◆ **Problem to solve**: The job is to find each line in the entries holding the string "tabs" and copy that line.

• • • • •

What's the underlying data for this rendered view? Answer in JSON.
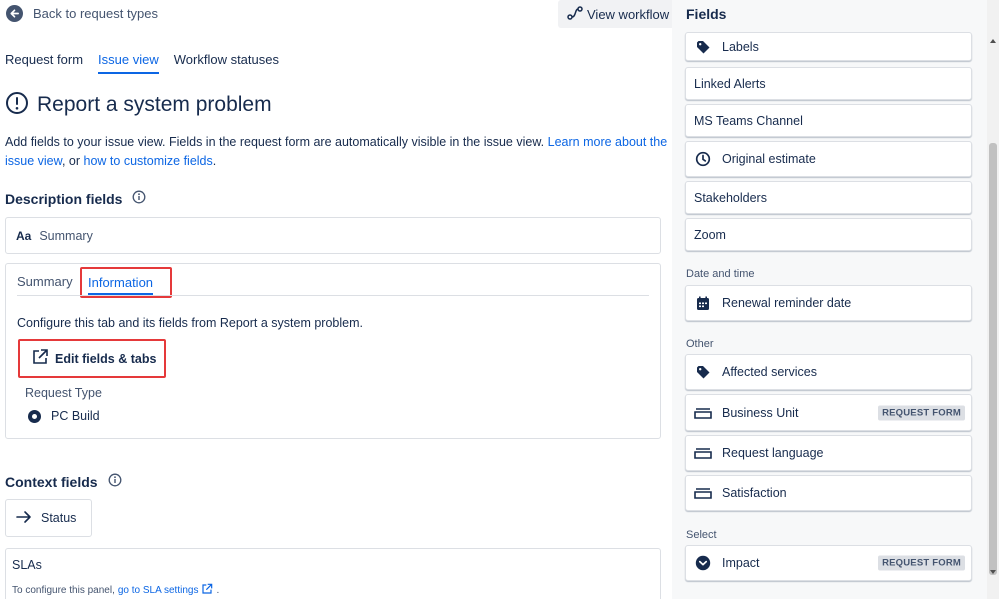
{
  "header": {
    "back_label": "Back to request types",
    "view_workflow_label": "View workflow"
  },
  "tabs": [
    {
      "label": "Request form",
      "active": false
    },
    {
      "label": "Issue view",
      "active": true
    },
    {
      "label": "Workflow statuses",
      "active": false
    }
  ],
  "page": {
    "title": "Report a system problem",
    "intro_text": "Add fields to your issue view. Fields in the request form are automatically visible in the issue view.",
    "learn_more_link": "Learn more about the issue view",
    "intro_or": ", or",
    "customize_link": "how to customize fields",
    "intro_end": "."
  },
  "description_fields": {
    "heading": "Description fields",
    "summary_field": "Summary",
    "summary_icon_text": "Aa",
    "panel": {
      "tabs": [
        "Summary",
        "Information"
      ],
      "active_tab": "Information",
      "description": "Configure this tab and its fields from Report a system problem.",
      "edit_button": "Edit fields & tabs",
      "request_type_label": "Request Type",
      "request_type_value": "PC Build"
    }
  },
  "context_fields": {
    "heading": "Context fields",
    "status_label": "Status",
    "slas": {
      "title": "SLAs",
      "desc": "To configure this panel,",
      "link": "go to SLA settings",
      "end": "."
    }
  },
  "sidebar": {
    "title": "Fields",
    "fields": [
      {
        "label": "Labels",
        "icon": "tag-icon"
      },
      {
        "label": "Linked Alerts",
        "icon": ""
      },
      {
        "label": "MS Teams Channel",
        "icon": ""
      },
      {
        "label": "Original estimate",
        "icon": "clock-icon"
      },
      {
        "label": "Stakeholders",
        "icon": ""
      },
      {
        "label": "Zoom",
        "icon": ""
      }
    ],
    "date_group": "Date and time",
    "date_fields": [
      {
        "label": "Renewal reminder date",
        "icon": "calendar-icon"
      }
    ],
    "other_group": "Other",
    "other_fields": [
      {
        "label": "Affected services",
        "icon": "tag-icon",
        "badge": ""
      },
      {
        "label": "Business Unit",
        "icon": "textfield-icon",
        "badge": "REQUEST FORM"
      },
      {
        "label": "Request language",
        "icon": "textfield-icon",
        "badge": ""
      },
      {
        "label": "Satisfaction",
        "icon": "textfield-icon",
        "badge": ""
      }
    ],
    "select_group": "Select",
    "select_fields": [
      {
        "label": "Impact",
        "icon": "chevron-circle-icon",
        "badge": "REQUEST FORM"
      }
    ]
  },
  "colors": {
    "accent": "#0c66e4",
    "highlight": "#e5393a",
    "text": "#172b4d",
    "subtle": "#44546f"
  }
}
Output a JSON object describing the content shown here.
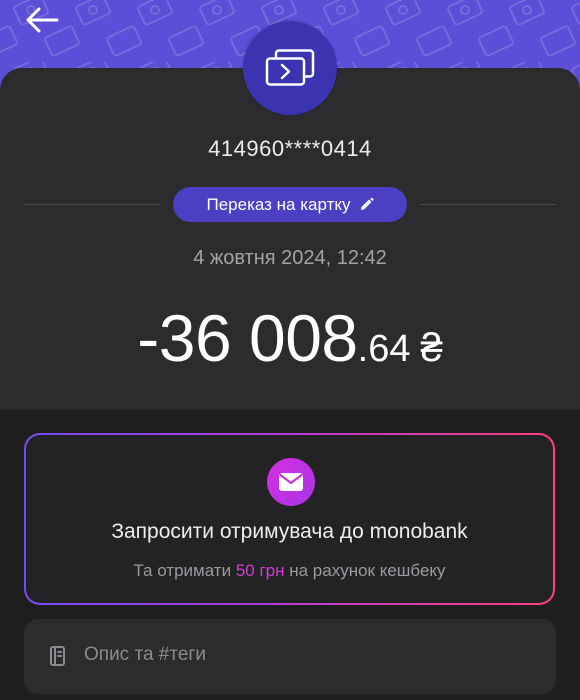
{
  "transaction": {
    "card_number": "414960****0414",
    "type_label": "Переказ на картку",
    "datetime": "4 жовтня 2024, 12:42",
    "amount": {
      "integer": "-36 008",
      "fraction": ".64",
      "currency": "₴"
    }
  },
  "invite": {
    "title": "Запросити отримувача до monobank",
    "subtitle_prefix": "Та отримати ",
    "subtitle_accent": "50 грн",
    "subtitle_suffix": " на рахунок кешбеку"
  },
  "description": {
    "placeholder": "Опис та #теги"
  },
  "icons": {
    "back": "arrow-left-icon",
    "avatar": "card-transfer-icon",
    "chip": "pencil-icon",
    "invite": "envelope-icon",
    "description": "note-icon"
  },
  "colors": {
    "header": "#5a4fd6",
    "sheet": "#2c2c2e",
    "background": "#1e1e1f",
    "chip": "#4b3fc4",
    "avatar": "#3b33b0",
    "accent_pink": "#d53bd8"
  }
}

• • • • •

◆ **Result of the exercise**:
  "tabs": [
      "tabs": [
      "edit_button": "Edit fields & tabs",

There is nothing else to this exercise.